Problem to solve. Scan the material for the word "your" and return every matching line.

Data in this exercise.
__________________________________________________

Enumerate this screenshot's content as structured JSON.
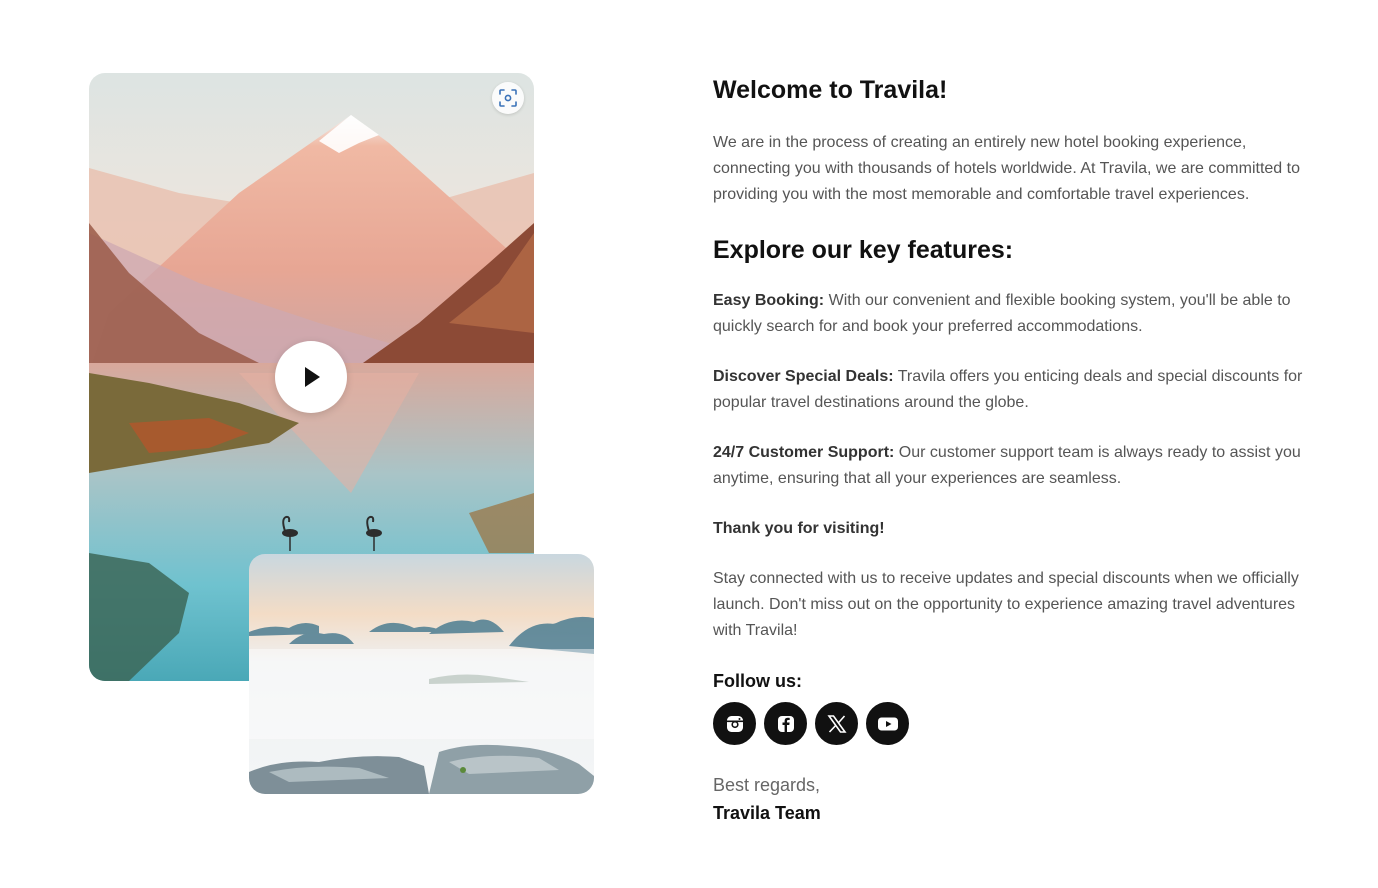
{
  "hero": {
    "title": "Welcome to Travila!",
    "intro": "We are in the process of creating an entirely new hotel booking experience, connecting you with thousands of hotels worldwide. At Travila, we are committed to providing you with the most memorable and comfortable travel experiences."
  },
  "features": {
    "heading": "Explore our key features:",
    "items": [
      {
        "label": "Easy Booking:",
        "text": " With our convenient and flexible booking system, you'll be able to quickly search for and book your preferred accommodations."
      },
      {
        "label": "Discover Special Deals:",
        "text": " Travila offers you enticing deals and special discounts for popular travel destinations around the globe."
      },
      {
        "label": "24/7 Customer Support:",
        "text": " Our customer support team is always ready to assist you anytime, ensuring that all your experiences are seamless."
      }
    ]
  },
  "thanks": "Thank you for visiting!",
  "closing": "Stay connected with us to receive updates and special discounts when we officially launch. Don't miss out on the opportunity to experience amazing travel adventures with Travila!",
  "follow": {
    "label": "Follow us:",
    "icons": [
      "instagram-icon",
      "facebook-icon",
      "x-icon",
      "youtube-icon"
    ]
  },
  "signoff": {
    "regards": "Best regards,",
    "team": "Travila Team"
  },
  "media": {
    "play_icon": "play-icon",
    "scan_icon": "scan-icon"
  }
}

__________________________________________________

Output for this exercise.
        "text": " With our convenient and flexible booking system, you'll be able to quickly search for and book your preferred accommodations."
        "text": " Our customer support team is always ready to assist you anytime, ensuring that all your experiences are seamless."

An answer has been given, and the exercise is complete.